-- Material for this exercise --
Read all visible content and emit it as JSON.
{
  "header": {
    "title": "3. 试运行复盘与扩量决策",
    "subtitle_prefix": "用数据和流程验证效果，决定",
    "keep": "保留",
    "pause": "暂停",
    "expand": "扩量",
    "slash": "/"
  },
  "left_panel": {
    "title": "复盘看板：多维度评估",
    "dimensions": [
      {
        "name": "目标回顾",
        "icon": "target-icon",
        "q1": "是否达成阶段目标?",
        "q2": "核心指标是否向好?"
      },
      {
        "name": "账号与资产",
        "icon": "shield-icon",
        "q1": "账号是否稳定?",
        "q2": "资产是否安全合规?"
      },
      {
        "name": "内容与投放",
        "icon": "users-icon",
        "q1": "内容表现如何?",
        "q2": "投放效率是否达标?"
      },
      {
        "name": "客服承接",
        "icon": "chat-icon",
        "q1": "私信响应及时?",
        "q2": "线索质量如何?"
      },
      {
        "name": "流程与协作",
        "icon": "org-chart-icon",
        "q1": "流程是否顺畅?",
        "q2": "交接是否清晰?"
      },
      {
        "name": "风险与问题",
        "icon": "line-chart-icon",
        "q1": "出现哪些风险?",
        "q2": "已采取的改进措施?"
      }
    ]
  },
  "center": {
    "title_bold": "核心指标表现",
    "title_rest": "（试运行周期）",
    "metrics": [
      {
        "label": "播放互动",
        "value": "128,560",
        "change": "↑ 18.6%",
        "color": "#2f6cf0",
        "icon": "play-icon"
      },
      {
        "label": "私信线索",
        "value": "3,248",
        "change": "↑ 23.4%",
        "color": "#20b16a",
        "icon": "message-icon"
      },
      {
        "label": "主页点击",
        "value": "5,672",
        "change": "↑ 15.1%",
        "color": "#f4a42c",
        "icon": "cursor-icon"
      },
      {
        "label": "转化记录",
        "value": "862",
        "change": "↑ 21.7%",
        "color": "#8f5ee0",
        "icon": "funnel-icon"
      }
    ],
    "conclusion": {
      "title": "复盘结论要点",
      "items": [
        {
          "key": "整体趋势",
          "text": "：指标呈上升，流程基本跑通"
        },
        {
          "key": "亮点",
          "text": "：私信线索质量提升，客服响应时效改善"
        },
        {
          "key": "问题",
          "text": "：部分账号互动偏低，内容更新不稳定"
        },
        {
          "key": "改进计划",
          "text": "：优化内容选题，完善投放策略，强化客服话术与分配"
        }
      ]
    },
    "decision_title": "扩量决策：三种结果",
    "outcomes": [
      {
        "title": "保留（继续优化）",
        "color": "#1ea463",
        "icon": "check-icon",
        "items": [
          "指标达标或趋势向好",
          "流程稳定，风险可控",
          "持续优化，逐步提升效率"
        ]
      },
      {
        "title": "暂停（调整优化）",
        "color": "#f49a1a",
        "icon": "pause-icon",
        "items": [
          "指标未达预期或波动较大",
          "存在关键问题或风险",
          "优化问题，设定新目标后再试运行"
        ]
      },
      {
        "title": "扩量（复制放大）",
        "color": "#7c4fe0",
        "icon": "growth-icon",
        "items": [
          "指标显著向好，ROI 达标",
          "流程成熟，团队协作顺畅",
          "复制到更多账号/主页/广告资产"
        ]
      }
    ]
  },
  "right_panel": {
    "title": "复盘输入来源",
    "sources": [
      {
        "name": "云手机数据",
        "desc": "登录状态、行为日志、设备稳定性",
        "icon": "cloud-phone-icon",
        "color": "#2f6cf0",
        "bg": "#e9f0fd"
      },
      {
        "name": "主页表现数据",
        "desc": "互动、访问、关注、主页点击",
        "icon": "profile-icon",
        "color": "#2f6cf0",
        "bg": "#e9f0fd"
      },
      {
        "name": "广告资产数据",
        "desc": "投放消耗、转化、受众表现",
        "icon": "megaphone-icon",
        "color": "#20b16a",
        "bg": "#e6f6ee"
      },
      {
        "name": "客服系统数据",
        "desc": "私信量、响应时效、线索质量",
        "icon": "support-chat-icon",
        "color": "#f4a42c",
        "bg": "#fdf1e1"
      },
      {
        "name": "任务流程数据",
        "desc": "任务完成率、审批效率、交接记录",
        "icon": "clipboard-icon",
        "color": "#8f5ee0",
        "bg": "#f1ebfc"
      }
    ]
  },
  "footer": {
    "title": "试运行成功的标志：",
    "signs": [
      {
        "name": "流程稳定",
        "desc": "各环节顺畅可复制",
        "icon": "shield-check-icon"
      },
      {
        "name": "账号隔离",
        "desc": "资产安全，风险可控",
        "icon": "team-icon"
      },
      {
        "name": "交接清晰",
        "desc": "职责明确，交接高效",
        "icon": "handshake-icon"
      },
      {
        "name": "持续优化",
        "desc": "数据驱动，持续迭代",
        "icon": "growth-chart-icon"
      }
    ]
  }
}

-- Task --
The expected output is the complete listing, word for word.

-- Solution for this task --
Read all visible content and emit it as JSON.
{
  "header": {
    "title": "3. 试运行复盘与扩量决策",
    "subtitle_prefix": "用数据和流程验证效果，决定",
    "keep": "保留",
    "pause": "暂停",
    "expand": "扩量",
    "slash": "/"
  },
  "left_panel": {
    "title": "复盘看板：多维度评估",
    "dimensions": [
      {
        "name": "目标回顾",
        "icon": "target-icon",
        "q1": "是否达成阶段目标?",
        "q2": "核心指标是否向好?"
      },
      {
        "name": "账号与资产",
        "icon": "shield-icon",
        "q1": "账号是否稳定?",
        "q2": "资产是否安全合规?"
      },
      {
        "name": "内容与投放",
        "icon": "users-icon",
        "q1": "内容表现如何?",
        "q2": "投放效率是否达标?"
      },
      {
        "name": "客服承接",
        "icon": "chat-icon",
        "q1": "私信响应及时?",
        "q2": "线索质量如何?"
      },
      {
        "name": "流程与协作",
        "icon": "org-chart-icon",
        "q1": "流程是否顺畅?",
        "q2": "交接是否清晰?"
      },
      {
        "name": "风险与问题",
        "icon": "line-chart-icon",
        "q1": "出现哪些风险?",
        "q2": "已采取的改进措施?"
      }
    ]
  },
  "center": {
    "title_bold": "核心指标表现",
    "title_rest": "（试运行周期）",
    "metrics": [
      {
        "label": "播放互动",
        "value": "128,560",
        "change": "↑ 18.6%",
        "color": "#2f6cf0",
        "icon": "play-icon"
      },
      {
        "label": "私信线索",
        "value": "3,248",
        "change": "↑ 23.4%",
        "color": "#20b16a",
        "icon": "message-icon"
      },
      {
        "label": "主页点击",
        "value": "5,672",
        "change": "↑ 15.1%",
        "color": "#f4a42c",
        "icon": "cursor-icon"
      },
      {
        "label": "转化记录",
        "value": "862",
        "change": "↑ 21.7%",
        "color": "#8f5ee0",
        "icon": "funnel-icon"
      }
    ],
    "conclusion": {
      "title": "复盘结论要点",
      "items": [
        {
          "key": "整体趋势",
          "text": "：指标呈上升，流程基本跑通"
        },
        {
          "key": "亮点",
          "text": "：私信线索质量提升，客服响应时效改善"
        },
        {
          "key": "问题",
          "text": "：部分账号互动偏低，内容更新不稳定"
        },
        {
          "key": "改进计划",
          "text": "：优化内容选题，完善投放策略，强化客服话术与分配"
        }
      ]
    },
    "decision_title": "扩量决策：三种结果",
    "outcomes": [
      {
        "title": "保留（继续优化）",
        "color": "#1ea463",
        "icon": "check-icon",
        "items": [
          "指标达标或趋势向好",
          "流程稳定，风险可控",
          "持续优化，逐步提升效率"
        ]
      },
      {
        "title": "暂停（调整优化）",
        "color": "#f49a1a",
        "icon": "pause-icon",
        "items": [
          "指标未达预期或波动较大",
          "存在关键问题或风险",
          "优化问题，设定新目标后再试运行"
        ]
      },
      {
        "title": "扩量（复制放大）",
        "color": "#7c4fe0",
        "icon": "growth-icon",
        "items": [
          "指标显著向好，ROI 达标",
          "流程成熟，团队协作顺畅",
          "复制到更多账号/主页/广告资产"
        ]
      }
    ]
  },
  "right_panel": {
    "title": "复盘输入来源",
    "sources": [
      {
        "name": "云手机数据",
        "desc": "登录状态、行为日志、设备稳定性",
        "icon": "cloud-phone-icon",
        "color": "#2f6cf0",
        "bg": "#e9f0fd"
      },
      {
        "name": "主页表现数据",
        "desc": "互动、访问、关注、主页点击",
        "icon": "profile-icon",
        "color": "#2f6cf0",
        "bg": "#e9f0fd"
      },
      {
        "name": "广告资产数据",
        "desc": "投放消耗、转化、受众表现",
        "icon": "megaphone-icon",
        "color": "#20b16a",
        "bg": "#e6f6ee"
      },
      {
        "name": "客服系统数据",
        "desc": "私信量、响应时效、线索质量",
        "icon": "support-chat-icon",
        "color": "#f4a42c",
        "bg": "#fdf1e1"
      },
      {
        "name": "任务流程数据",
        "desc": "任务完成率、审批效率、交接记录",
        "icon": "clipboard-icon",
        "color": "#8f5ee0",
        "bg": "#f1ebfc"
      }
    ]
  },
  "footer": {
    "title": "试运行成功的标志：",
    "signs": [
      {
        "name": "流程稳定",
        "desc": "各环节顺畅可复制",
        "icon": "shield-check-icon"
      },
      {
        "name": "账号隔离",
        "desc": "资产安全，风险可控",
        "icon": "team-icon"
      },
      {
        "name": "交接清晰",
        "desc": "职责明确，交接高效",
        "icon": "handshake-icon"
      },
      {
        "name": "持续优化",
        "desc": "数据驱动，持续迭代",
        "icon": "growth-chart-icon"
      }
    ]
  }
}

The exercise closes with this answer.